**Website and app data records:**
..........

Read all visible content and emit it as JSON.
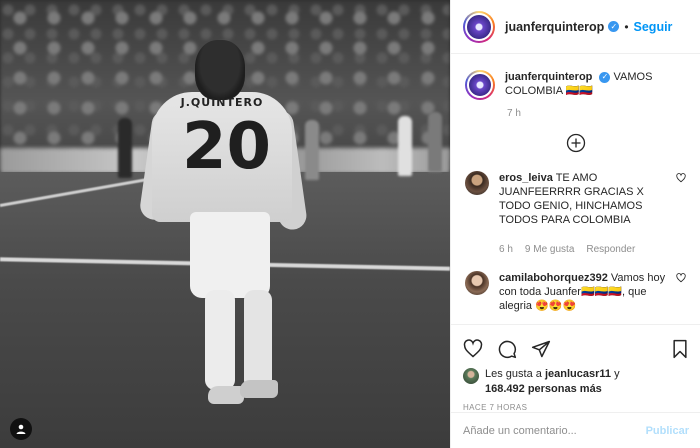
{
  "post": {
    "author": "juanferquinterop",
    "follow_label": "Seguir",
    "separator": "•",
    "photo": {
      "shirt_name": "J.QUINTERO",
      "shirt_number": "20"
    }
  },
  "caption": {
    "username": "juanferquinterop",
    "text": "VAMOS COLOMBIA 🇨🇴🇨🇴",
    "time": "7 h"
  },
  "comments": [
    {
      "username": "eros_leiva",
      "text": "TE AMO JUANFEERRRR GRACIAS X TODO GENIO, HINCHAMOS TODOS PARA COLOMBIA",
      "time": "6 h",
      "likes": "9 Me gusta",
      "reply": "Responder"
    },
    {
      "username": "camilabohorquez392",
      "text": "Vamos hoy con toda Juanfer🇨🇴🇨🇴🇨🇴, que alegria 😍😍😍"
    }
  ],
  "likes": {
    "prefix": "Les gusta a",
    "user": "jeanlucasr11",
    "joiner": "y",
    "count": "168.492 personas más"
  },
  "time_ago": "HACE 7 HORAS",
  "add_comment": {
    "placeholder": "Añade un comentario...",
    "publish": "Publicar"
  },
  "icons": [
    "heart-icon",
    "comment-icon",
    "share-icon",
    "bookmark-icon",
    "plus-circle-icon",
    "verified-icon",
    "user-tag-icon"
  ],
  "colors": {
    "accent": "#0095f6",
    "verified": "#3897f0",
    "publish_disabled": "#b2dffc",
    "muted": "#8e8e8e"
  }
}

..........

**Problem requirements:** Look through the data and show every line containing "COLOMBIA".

**Expected output:**
    "text": "VAMOS COLOMBIA 🇨🇴🇨🇴",
      "text": "TE AMO JUANFEERRRR GRACIAS X TODO GENIO, HINCHAMOS TODOS PARA COLOMBIA",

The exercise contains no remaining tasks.